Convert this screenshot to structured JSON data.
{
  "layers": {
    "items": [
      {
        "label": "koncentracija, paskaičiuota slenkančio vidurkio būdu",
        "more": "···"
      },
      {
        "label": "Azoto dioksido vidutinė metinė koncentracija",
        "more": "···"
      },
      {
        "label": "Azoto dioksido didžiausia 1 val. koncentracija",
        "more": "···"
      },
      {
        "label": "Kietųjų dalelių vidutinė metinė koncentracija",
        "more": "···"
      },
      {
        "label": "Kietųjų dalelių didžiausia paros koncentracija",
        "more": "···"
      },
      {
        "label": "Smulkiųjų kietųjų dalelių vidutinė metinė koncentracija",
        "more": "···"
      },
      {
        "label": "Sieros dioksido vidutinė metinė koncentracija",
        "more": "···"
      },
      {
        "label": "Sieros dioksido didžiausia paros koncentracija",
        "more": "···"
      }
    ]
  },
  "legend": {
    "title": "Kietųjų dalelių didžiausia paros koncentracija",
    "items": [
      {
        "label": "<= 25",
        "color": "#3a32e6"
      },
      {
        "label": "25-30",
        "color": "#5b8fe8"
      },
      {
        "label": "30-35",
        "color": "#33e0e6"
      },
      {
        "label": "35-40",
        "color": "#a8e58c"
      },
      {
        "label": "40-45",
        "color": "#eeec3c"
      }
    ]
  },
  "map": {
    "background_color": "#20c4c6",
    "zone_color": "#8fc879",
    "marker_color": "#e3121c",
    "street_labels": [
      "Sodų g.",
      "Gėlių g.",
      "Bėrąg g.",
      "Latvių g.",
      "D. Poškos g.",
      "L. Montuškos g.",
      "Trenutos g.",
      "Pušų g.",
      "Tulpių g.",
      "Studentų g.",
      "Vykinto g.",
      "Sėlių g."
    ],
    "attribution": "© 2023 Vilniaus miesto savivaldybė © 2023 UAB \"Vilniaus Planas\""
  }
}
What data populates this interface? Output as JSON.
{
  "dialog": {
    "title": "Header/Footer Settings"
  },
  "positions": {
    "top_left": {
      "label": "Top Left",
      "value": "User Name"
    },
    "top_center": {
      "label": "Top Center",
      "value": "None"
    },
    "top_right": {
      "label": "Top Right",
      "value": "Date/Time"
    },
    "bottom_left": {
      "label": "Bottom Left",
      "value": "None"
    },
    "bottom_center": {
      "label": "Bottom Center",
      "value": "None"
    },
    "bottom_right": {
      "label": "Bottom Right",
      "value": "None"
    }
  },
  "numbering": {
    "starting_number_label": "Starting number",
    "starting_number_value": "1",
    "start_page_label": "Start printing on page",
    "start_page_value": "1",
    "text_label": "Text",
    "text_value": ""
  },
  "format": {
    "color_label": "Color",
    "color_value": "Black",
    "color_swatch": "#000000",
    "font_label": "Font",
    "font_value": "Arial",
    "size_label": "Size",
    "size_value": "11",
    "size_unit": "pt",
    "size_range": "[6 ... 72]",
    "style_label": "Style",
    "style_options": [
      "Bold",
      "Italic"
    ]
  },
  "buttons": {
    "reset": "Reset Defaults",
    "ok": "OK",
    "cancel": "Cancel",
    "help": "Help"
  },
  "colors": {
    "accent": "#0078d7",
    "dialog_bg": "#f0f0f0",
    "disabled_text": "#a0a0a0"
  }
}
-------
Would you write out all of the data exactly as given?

Exercise response
Convert this screenshot to structured JSON data.
{
  "layers": {
    "items": [
      {
        "label": "koncentracija, paskaičiuota slenkančio vidurkio būdu",
        "more": "···"
      },
      {
        "label": "Azoto dioksido vidutinė metinė koncentracija",
        "more": "···"
      },
      {
        "label": "Azoto dioksido didžiausia 1 val. koncentracija",
        "more": "···"
      },
      {
        "label": "Kietųjų dalelių vidutinė metinė koncentracija",
        "more": "···"
      },
      {
        "label": "Kietųjų dalelių didžiausia paros koncentracija",
        "more": "···"
      },
      {
        "label": "Smulkiųjų kietųjų dalelių vidutinė metinė koncentracija",
        "more": "···"
      },
      {
        "label": "Sieros dioksido vidutinė metinė koncentracija",
        "more": "···"
      },
      {
        "label": "Sieros dioksido didžiausia paros koncentracija",
        "more": "···"
      }
    ]
  },
  "legend": {
    "title": "Kietųjų dalelių didžiausia paros koncentracija",
    "items": [
      {
        "label": "<= 25",
        "color": "#3a32e6"
      },
      {
        "label": "25-30",
        "color": "#5b8fe8"
      },
      {
        "label": "30-35",
        "color": "#33e0e6"
      },
      {
        "label": "35-40",
        "color": "#a8e58c"
      },
      {
        "label": "40-45",
        "color": "#eeec3c"
      }
    ]
  },
  "map": {
    "background_color": "#20c4c6",
    "zone_color": "#8fc879",
    "marker_color": "#e3121c",
    "street_labels": [
      "Sodų g.",
      "Gėlių g.",
      "Bėrąg g.",
      "Latvių g.",
      "D. Poškos g.",
      "L. Montuškos g.",
      "Trenutos g.",
      "Pušų g.",
      "Tulpių g.",
      "Studentų g.",
      "Vykinto g.",
      "Sėlių g."
    ],
    "attribution": "© 2023 Vilniaus miesto savivaldybė © 2023 UAB \"Vilniaus Planas\""
  }
}
What data populates this interface? Output as JSON.
{
  "dialog": {
    "title": "Header/Footer Settings"
  },
  "positions": {
    "top_left": {
      "label": "Top Left",
      "value": "User Name"
    },
    "top_center": {
      "label": "Top Center",
      "value": "None"
    },
    "top_right": {
      "label": "Top Right",
      "value": "Date/Time"
    },
    "bottom_left": {
      "label": "Bottom Left",
      "value": "None"
    },
    "bottom_center": {
      "label": "Bottom Center",
      "value": "None"
    },
    "bottom_right": {
      "label": "Bottom Right",
      "value": "None"
    }
  },
  "numbering": {
    "starting_number_label": "Starting number",
    "starting_number_value": "1",
    "start_page_label": "Start printing on page",
    "start_page_value": "1",
    "text_label": "Text",
    "text_value": ""
  },
  "format": {
    "color_label": "Color",
    "color_value": "Black",
    "color_swatch": "#000000",
    "font_label": "Font",
    "font_value": "Arial",
    "size_label": "Size",
    "size_value": "11",
    "size_unit": "pt",
    "size_range": "[6 ... 72]",
    "style_label": "Style",
    "style_options": [
      "Bold",
      "Italic"
    ]
  },
  "buttons": {
    "reset": "Reset Defaults",
    "ok": "OK",
    "cancel": "Cancel",
    "help": "Help"
  },
  "colors": {
    "accent": "#0078d7",
    "dialog_bg": "#f0f0f0",
    "disabled_text": "#a0a0a0"
  }
}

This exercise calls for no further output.